Clients are looking for transformations, improvements, and enhancements to their current environments. We all have items we've acquired or inherited-and many are important cherished pieces that we don't want to discard or relegate to the attic. These can be the pieces that often do, or can when regarded properly, render the charm and individuality we're striving for in our homes. The process of designing a space does not necessarily begin from scratch.  Often it is my responsibility to better locate ("re-assign" is the buzz word for this today) or highlight these pieces, whether it is a practical item or treasure, into a newly conceptualized and functional space.  Translating these existing pieces into our new language, our new space we're creating, can be a beautiful experience and truly awaken the identity of something already owned.  




It helps to inventory these meaningful possessions as we begin to plan. The conversations between myself and a client about these items, along with the scale, aesthetics, and function of a piece, will 'talk to me' as I begin planning and designing.  As the room evolves on paper (very old school, I know!), perhaps I'll find a new usage for the piece- or perhaps even place it in a different room. The critical element is that if it's important to the client-let's try to make it important to the design. The client's history is often what gives life to their new environment.  


For more photos of this project please visit our web site.





Trivia . . . . 

What are 'Natural Fibers"?


There are two categories: Vegetable Fibers and Animal Fibers

Examples of vegetable fibers include cotton, jute,flax, ramie, sisal, and hemp. They serve in the manufacture of paper and cloth. The most used vegetable fibers are cotton, flax and hemp, although sisal, jute, kenaf, bamboo and coconut are also widely used.

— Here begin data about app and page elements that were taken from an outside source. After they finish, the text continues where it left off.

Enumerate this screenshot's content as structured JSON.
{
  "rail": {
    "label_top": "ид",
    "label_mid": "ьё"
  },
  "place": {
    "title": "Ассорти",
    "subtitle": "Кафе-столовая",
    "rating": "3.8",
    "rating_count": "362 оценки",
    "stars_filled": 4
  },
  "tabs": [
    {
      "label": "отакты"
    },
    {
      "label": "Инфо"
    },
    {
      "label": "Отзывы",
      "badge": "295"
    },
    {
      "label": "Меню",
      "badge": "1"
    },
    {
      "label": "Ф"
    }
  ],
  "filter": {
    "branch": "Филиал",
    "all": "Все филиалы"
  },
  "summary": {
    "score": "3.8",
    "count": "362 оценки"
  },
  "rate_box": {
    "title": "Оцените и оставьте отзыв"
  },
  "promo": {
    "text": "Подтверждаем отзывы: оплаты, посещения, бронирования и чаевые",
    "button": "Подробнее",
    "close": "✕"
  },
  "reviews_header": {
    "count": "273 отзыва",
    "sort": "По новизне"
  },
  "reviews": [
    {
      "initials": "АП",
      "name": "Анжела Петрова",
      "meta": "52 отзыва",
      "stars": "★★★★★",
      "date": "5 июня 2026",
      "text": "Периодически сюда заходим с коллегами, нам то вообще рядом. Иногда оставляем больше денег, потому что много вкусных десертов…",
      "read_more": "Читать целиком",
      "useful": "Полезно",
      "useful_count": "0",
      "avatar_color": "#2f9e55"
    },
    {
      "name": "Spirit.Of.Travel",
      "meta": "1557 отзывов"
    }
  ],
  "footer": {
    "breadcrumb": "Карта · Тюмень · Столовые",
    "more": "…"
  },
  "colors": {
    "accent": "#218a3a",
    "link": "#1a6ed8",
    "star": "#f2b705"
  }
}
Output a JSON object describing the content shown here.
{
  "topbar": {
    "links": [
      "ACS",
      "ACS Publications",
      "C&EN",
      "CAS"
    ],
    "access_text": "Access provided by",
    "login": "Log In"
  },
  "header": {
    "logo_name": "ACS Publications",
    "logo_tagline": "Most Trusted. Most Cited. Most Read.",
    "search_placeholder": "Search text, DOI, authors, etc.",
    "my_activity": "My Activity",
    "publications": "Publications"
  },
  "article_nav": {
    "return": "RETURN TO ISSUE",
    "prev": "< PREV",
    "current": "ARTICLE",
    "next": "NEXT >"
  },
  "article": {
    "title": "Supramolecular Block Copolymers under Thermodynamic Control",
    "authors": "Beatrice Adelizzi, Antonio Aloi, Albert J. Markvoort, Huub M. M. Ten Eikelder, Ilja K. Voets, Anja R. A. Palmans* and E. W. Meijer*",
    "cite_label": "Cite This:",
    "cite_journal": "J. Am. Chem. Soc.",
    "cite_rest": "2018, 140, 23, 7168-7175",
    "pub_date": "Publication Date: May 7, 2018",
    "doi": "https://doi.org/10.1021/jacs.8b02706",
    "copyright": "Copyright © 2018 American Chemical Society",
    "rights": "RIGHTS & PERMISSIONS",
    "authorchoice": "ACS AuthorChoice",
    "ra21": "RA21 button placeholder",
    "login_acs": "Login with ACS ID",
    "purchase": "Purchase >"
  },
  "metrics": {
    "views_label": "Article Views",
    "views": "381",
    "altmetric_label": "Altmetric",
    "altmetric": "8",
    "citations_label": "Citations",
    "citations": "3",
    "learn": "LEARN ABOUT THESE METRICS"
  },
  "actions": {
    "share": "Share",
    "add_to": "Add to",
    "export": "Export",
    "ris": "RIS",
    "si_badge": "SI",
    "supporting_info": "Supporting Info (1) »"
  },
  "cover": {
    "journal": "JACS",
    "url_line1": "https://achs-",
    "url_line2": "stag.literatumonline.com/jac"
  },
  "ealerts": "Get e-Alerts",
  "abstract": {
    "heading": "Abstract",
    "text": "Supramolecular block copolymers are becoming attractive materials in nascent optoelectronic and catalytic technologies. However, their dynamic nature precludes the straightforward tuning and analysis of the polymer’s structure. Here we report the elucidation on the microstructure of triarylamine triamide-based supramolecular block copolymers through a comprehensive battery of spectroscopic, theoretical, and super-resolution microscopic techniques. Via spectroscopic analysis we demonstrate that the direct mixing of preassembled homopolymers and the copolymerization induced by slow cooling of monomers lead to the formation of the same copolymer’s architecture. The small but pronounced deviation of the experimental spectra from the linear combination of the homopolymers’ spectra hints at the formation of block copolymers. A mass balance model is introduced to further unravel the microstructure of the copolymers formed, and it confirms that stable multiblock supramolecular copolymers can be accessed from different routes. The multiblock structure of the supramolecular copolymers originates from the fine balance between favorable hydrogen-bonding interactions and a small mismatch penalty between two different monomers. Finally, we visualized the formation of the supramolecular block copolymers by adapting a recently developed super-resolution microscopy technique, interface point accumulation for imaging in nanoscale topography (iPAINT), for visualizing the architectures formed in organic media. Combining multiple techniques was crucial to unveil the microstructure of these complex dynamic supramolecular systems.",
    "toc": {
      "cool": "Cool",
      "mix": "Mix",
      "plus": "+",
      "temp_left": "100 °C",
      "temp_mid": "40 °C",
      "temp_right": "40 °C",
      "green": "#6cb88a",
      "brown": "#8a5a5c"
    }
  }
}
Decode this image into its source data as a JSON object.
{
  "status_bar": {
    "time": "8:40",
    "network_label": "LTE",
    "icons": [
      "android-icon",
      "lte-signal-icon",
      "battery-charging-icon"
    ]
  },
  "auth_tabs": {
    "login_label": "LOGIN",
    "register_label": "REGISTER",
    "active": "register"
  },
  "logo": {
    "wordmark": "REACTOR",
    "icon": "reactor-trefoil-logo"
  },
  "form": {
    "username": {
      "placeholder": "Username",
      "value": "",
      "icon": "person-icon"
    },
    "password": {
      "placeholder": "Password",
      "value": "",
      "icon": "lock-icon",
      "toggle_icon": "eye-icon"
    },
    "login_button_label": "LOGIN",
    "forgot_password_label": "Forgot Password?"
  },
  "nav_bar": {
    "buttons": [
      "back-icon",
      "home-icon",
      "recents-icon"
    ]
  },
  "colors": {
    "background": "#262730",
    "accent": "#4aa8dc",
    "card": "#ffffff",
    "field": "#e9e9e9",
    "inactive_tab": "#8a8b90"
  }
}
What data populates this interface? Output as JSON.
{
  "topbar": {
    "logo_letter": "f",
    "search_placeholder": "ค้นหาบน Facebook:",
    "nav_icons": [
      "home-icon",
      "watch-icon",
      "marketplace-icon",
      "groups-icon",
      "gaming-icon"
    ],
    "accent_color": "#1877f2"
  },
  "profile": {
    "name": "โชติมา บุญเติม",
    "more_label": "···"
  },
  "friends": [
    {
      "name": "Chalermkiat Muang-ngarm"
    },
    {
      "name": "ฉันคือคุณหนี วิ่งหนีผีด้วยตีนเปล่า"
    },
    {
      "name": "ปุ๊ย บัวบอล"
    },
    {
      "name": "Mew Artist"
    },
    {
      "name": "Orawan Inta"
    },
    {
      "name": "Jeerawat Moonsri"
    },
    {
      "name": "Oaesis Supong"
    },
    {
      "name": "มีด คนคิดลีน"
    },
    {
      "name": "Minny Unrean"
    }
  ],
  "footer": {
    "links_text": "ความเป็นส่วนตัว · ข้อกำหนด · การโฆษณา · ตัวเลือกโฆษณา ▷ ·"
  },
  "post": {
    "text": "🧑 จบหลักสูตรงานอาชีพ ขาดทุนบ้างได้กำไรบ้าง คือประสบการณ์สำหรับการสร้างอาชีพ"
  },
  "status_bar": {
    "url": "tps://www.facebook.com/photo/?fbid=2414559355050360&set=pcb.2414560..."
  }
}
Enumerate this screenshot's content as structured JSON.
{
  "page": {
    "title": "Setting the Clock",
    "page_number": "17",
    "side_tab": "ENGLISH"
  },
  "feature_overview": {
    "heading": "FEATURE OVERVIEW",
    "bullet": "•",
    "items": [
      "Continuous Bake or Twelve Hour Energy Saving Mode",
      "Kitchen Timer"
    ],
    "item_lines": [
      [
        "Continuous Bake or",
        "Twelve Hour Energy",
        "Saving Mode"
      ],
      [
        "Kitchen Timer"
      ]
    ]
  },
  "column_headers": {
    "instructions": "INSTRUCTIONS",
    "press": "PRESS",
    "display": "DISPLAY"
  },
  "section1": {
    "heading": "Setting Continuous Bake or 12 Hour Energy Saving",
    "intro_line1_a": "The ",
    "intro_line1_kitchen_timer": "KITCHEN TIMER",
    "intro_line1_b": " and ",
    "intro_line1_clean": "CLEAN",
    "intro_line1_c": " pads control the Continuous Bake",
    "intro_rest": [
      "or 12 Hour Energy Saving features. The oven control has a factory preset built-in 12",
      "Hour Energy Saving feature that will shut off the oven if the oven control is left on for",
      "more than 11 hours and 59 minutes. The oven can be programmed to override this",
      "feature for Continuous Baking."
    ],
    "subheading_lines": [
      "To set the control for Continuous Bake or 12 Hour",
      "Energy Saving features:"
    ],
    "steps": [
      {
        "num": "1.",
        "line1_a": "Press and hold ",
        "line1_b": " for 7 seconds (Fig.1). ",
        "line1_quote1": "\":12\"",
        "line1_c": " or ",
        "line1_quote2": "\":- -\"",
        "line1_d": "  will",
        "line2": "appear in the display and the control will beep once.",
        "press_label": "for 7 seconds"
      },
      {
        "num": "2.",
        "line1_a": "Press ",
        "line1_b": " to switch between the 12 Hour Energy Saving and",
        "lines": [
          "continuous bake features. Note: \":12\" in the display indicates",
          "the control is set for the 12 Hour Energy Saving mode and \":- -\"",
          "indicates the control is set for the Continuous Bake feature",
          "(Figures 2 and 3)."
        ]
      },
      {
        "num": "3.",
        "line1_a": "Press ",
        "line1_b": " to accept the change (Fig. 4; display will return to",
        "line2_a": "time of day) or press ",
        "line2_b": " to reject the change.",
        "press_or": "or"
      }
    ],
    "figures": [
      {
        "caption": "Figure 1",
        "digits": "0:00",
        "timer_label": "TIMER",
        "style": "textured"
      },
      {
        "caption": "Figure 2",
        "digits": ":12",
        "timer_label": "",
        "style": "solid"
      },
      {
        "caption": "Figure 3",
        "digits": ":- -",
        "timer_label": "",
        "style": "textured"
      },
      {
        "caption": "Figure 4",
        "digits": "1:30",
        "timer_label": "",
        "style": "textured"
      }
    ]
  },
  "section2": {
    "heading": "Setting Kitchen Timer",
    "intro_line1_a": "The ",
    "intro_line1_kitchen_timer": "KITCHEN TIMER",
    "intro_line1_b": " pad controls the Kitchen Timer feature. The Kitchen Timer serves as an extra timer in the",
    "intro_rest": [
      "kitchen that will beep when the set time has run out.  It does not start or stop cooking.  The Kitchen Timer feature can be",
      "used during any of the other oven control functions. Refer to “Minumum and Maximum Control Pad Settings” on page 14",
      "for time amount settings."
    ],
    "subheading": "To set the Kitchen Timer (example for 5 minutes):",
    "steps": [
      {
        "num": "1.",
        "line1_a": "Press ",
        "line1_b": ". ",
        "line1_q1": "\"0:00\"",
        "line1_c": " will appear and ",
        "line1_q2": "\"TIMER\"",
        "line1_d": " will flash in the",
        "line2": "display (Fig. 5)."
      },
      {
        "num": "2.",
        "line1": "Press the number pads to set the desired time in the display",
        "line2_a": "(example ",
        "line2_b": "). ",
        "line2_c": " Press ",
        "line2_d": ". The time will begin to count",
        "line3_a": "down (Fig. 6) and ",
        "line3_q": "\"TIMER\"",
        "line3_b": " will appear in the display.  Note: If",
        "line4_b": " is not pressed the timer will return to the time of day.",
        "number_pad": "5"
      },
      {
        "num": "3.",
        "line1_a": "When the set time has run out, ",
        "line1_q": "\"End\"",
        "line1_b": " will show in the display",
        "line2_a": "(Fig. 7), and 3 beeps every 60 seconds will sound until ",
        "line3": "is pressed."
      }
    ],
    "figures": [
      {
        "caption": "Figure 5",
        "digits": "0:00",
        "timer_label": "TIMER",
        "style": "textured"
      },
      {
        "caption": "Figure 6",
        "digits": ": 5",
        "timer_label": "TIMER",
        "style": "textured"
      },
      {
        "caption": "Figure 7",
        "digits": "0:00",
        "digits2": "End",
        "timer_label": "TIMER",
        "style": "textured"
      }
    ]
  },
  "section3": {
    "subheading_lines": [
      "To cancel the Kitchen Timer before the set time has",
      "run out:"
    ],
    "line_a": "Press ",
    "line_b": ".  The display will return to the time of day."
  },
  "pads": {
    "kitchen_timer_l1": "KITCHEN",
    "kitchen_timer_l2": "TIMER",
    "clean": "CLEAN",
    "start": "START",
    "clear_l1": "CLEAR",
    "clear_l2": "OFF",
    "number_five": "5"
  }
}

Examples of animal fibers  include silk, sinew, wool, catgut, angora, mohair and alpaca.


Paula Winter  Allied Member ASID, Assoc. IIDA, CAPS
Paula Winter Design, Ltd.